BEGIN Information given
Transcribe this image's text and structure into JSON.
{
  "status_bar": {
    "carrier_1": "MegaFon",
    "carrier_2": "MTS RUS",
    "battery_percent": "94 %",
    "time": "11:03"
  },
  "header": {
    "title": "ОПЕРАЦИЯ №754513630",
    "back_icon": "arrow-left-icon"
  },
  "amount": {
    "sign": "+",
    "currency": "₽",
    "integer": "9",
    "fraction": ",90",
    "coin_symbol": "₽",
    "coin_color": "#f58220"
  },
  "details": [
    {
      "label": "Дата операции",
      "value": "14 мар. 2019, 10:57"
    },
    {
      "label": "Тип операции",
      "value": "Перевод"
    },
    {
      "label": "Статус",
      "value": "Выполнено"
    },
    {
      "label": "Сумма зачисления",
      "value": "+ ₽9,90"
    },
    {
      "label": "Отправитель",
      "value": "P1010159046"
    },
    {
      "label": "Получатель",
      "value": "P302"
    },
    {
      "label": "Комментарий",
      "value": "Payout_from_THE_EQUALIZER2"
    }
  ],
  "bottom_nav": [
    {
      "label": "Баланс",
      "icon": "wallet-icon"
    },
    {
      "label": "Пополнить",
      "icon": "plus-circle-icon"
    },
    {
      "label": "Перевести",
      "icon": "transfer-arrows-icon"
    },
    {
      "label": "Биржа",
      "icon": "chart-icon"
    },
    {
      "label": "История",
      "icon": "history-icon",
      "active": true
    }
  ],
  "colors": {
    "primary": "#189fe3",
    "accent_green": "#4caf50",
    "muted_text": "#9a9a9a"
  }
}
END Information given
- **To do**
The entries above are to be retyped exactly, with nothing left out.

- **Completed task**
Transcribe this image's text and structure into JSON.
{
  "status_bar": {
    "carrier_1": "MegaFon",
    "carrier_2": "MTS RUS",
    "battery_percent": "94 %",
    "time": "11:03"
  },
  "header": {
    "title": "ОПЕРАЦИЯ №754513630",
    "back_icon": "arrow-left-icon"
  },
  "amount": {
    "sign": "+",
    "currency": "₽",
    "integer": "9",
    "fraction": ",90",
    "coin_symbol": "₽",
    "coin_color": "#f58220"
  },
  "details": [
    {
      "label": "Дата операции",
      "value": "14 мар. 2019, 10:57"
    },
    {
      "label": "Тип операции",
      "value": "Перевод"
    },
    {
      "label": "Статус",
      "value": "Выполнено"
    },
    {
      "label": "Сумма зачисления",
      "value": "+ ₽9,90"
    },
    {
      "label": "Отправитель",
      "value": "P1010159046"
    },
    {
      "label": "Получатель",
      "value": "P302"
    },
    {
      "label": "Комментарий",
      "value": "Payout_from_THE_EQUALIZER2"
    }
  ],
  "bottom_nav": [
    {
      "label": "Баланс",
      "icon": "wallet-icon"
    },
    {
      "label": "Пополнить",
      "icon": "plus-circle-icon"
    },
    {
      "label": "Перевести",
      "icon": "transfer-arrows-icon"
    },
    {
      "label": "Биржа",
      "icon": "chart-icon"
    },
    {
      "label": "История",
      "icon": "history-icon",
      "active": true
    }
  ],
  "colors": {
    "primary": "#189fe3",
    "accent_green": "#4caf50",
    "muted_text": "#9a9a9a"
  }
}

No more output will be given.